It is all about using common language, competence and communication. Most chiropractors who are competent in neurology have great relationships and collaboration with other providers.
What do you think the role of functional neurology will be in chiropractic? I think the best way to understand the future role of functional neurology in chiropractic is to see what is happening in all of the chiropractic colleges. We are not really seeing technique clubs such as Gonstead, diversified, AK or SOT anymore. We are seeing huge functional neurology and functional medicine clubs at almost every chiropractic college. It is becoming clear that the next generation of chiropractors is interested in learning about functional neurology and functional medicine, and learning how to integrate them together.
With that said, where do you think the specialty of functional neurology is headed? I am sure functional neurology will continue to expand and grow, involving multiple health care disciplines, just like it has in functional medicine. Functional neurology is not a chiropractic technique, but a field used by multiple specialties that are all finding ways to improve brain function.
As with all specialties, the new generation is going to take it to the next level. The integration of nutrition, diet, lifestyle, rehabilitation, cognitive exercises, laboratory testing, and a comprehensive approach to handling brain-related conditions will be the central theme. We have already seen this happening the past few years.
We just had our 7th Annual International Association of Functional Neurology and Rehabilitation (IAFNR) meeting. We are seeing DCs, MDs, DOs, NDs and PTs all working together and collaborating. There has been a large interest from MDs practicing functional medicine [and now] getting involved with functional neurology, as well as a recent explosion of NDs interested in this specialty. We are also having prominent PhDs and researchers show interest in this field.
IAFNR has been publishing its own peer-reviewed journal, Functional Neurology Rehabilitation and Ergonomics, for the past six years and it is now listed in the National Library of Medicine and indexed in EBSCO, which is the indexing service for every university and college worldwide.
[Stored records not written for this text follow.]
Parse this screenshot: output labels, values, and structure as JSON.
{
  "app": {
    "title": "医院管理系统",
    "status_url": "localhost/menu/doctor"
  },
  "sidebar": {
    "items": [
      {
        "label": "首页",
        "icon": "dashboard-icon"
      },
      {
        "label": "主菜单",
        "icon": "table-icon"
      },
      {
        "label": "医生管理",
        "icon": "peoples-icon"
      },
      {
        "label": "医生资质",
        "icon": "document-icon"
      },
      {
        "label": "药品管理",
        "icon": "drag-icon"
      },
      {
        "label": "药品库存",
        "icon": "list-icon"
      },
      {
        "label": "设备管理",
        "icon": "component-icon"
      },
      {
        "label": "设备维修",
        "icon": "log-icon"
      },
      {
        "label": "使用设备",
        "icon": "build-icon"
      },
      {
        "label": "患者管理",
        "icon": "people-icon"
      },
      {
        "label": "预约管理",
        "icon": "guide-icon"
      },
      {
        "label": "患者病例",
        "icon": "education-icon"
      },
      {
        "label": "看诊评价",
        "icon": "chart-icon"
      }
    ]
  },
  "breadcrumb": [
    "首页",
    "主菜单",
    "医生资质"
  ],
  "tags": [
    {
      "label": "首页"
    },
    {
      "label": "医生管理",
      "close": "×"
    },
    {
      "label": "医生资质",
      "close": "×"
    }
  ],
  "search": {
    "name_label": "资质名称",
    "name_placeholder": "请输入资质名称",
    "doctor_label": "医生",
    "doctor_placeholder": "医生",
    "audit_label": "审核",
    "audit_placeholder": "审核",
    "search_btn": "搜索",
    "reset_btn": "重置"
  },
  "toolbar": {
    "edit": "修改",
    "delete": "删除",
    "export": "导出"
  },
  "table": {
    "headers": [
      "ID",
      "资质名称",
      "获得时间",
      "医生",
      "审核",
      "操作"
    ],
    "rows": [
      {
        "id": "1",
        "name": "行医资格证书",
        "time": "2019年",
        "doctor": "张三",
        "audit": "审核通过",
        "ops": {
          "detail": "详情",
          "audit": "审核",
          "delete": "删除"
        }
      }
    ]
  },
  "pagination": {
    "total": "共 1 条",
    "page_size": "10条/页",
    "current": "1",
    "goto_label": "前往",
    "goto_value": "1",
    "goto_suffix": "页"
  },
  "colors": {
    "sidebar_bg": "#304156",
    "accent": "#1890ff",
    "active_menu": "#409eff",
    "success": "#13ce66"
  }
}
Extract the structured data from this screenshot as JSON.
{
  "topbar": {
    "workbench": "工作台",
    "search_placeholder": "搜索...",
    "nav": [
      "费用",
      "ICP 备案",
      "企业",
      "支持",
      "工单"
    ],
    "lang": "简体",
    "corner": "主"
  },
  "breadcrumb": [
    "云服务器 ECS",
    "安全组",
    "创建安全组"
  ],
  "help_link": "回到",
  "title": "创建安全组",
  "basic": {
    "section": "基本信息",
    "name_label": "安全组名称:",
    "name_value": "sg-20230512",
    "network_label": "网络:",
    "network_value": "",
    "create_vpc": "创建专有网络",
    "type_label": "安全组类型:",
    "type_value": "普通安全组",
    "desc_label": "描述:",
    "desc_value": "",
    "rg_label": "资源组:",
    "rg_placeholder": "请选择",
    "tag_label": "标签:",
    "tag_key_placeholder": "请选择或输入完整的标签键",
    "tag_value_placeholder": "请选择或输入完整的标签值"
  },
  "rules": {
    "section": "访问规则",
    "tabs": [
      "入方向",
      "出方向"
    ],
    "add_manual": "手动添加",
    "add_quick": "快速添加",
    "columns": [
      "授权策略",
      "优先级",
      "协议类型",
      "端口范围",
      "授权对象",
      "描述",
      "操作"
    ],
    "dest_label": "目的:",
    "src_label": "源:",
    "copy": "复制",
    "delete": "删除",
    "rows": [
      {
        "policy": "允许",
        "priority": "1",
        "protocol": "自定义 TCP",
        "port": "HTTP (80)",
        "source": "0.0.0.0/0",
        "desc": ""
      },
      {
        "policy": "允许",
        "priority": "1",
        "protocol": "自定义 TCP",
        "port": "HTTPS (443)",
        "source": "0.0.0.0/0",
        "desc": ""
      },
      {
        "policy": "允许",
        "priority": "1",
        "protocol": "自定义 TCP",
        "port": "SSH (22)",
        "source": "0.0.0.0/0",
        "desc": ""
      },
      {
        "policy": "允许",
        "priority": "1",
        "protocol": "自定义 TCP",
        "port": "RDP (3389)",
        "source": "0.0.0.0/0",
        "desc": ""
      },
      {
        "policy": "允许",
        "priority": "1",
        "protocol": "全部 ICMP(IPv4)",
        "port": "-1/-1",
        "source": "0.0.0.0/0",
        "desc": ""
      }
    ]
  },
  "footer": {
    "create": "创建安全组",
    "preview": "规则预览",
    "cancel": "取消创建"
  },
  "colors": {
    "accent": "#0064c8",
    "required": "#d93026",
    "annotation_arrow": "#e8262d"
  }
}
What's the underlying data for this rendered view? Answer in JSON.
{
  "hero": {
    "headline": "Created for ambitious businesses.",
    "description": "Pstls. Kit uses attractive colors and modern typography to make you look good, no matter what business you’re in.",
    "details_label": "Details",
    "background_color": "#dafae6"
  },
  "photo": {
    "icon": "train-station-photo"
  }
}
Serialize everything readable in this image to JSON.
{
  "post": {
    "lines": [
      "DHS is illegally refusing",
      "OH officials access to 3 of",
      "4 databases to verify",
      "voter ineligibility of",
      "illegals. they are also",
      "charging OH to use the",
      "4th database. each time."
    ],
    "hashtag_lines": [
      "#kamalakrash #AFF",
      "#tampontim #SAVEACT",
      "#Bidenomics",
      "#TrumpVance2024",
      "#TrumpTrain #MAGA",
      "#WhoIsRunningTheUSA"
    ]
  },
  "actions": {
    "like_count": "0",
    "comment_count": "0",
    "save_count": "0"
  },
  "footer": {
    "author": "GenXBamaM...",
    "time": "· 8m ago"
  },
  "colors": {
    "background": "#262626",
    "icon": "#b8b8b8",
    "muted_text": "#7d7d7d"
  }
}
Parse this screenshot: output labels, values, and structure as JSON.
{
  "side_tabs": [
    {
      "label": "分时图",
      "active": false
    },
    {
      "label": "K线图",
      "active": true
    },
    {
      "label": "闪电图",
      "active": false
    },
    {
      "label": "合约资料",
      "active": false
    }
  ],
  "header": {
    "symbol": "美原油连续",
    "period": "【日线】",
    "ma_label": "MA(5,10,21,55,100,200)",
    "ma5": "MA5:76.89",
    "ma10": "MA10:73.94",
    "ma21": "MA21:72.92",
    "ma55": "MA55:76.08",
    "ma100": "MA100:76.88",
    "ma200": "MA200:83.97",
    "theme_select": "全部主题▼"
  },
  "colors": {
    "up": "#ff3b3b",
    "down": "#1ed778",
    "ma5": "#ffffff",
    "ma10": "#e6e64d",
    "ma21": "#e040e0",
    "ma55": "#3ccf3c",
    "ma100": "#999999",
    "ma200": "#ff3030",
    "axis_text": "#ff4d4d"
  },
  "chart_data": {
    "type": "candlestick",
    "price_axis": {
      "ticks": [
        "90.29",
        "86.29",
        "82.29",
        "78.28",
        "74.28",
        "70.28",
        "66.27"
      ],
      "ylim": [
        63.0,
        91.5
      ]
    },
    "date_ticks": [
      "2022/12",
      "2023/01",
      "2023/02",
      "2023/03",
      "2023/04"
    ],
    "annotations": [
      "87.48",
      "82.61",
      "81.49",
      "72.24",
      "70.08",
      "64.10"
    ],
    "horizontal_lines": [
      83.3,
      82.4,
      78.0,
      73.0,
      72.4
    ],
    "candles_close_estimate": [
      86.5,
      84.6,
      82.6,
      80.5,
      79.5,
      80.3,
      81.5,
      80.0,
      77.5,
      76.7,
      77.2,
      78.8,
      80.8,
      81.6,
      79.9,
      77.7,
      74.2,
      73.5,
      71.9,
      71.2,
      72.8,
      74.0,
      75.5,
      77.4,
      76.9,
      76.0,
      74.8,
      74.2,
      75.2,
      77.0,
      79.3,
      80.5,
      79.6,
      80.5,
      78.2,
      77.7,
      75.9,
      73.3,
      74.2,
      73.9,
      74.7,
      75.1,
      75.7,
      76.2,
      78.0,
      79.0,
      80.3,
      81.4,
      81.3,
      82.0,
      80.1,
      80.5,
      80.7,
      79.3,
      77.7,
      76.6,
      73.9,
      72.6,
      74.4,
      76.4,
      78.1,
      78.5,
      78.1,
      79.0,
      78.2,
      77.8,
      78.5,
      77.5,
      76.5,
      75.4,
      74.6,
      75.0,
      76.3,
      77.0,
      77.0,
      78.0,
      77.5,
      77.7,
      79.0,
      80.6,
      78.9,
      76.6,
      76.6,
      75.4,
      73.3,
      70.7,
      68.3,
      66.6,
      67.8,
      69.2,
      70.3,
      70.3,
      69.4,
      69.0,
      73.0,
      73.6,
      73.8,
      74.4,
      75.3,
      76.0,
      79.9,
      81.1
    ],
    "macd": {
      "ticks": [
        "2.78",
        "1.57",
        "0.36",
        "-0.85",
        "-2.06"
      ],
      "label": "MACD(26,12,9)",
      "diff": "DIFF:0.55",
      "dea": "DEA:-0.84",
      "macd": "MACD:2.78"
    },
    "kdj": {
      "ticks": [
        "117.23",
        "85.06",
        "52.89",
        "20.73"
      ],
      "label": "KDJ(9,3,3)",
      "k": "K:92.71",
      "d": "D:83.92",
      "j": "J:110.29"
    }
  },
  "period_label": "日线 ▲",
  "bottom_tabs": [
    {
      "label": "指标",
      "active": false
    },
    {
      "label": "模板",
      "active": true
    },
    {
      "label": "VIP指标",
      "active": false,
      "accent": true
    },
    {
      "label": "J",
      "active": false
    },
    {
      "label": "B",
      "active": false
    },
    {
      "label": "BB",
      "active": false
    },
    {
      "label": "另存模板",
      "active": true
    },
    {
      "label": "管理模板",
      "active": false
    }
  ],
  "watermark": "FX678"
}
It is clear functional neurology is becoming a multidisciplinary specialty and collaboration with a large a field of experts will allow for a diverse list of approaches in improving brain function.
With the growing incidence of childhood developmental disorders, neurodegneration, traumatic brain injury, and chronic pain and musculoskeletal disorders, there is a growing need for this specialty to develop, and chiropractors will be the central players.
Editor's Note: For more information about the IAFNR, which will host its next annual conference in November 2016, click here.